The U.S. Department of Health and Human Services (HHS) on July 29 has agreed to purchase 66 million doses of Moderna’s bivalent COVID-19 vaccine booster candidate for potential use this fall and winter.
The announcement comes after the government purchased 105 million bivalent COVID-19 vaccine booster doses from Pfizer in late June. The Food and Drug Administration (FDA) recommended June 28 that vaccine manufacturers create bivalent boosters that can target BA.4 and BA.5 omicron subvariants, which today make up nearly 95 percent of daily COVID-19 cases.
HHS awaits authorization from FDA, as well as a recommendation by the Centers for Disease Control and Prevention (CDC), to receive the first deliveries of both Moderna and Pfizer vaccine booster doses in early fall.
“We look forward to receiving these new variant-specific vaccines and working with state and local health care partners to make the vaccines available for free in communities around the country this fall,” said HHS Assistant Secretary Dawn O’Connell, who leads the Administration for Strategic Preparedness and Response.
CDC Says Vaccine Reactions Less Frequent After Fourth Dose

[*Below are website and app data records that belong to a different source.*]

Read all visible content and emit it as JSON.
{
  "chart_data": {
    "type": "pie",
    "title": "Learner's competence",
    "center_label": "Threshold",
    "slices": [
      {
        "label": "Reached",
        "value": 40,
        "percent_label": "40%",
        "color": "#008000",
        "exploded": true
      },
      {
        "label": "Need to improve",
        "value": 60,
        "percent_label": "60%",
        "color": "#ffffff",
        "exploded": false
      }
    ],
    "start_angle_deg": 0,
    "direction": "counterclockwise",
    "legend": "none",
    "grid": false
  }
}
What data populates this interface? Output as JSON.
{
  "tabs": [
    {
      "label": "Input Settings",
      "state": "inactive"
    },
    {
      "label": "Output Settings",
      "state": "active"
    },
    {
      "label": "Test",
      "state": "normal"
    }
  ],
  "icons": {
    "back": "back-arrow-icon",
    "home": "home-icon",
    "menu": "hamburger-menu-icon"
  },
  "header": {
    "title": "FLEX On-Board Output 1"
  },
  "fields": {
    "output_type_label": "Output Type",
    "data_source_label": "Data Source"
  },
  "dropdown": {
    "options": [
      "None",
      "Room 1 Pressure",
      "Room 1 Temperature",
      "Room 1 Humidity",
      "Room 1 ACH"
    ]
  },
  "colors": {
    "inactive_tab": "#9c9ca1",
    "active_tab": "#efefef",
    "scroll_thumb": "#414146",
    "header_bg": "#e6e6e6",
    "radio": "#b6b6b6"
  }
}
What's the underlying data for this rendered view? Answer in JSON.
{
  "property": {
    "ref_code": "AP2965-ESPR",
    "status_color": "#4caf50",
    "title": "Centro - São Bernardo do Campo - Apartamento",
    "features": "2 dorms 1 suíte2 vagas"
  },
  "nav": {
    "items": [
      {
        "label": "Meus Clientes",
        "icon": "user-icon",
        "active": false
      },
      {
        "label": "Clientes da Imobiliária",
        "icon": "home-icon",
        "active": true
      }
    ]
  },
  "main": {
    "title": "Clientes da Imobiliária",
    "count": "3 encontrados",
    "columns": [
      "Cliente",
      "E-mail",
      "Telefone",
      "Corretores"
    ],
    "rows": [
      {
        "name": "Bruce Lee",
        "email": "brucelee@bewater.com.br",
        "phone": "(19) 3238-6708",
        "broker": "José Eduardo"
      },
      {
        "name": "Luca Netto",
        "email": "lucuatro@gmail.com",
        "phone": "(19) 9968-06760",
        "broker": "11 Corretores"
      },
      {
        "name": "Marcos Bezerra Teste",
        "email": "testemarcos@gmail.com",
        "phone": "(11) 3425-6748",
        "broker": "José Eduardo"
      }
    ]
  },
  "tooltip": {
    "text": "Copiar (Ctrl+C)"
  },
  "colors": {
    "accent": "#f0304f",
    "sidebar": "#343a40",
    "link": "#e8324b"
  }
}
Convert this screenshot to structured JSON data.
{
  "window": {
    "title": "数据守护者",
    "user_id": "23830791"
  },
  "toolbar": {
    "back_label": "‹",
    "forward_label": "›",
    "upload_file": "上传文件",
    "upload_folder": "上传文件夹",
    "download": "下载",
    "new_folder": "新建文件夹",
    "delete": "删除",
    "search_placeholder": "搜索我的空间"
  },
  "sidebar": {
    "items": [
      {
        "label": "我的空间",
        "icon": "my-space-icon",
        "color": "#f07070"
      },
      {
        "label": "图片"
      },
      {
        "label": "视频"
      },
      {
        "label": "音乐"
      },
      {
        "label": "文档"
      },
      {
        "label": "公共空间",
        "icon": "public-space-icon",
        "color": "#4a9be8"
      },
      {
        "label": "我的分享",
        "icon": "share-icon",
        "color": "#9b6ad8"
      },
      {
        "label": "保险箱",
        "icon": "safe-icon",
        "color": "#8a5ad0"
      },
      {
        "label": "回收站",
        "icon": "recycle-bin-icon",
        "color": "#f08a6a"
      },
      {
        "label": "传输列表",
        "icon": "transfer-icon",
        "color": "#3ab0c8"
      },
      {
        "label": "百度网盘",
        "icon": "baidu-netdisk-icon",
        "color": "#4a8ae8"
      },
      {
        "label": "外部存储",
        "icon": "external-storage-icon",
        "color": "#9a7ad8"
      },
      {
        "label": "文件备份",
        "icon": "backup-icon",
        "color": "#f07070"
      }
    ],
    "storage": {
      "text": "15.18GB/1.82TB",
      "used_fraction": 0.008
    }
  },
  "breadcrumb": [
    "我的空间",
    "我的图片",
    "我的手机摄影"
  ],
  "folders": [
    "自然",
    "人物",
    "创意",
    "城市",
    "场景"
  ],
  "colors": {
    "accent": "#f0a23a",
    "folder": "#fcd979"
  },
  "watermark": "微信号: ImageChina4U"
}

The CDC reported July 29 in a Morbidity and Mortality Weekly Report that individuals ages 50 and older who received a second dose of a COVID-19 mRNA vaccine booster experienced less frequent injection site and systemic reactions compared with after the first booster dose. The report also stated that, of the 8,515 events reported to the Vaccine Adverse Event Reporting System, 95 percent were nonserious.
The report comes after approximately 16.8 million people in the United States received a fourth dose of the vaccine between March 29 and July 10.
Visit the America’s Essential Hospitals coronavirus resource page for more information about the pandemic.
Contact Senior Director of Policy Erin O’Malley at email@example.com or 202.585.0127 with questions.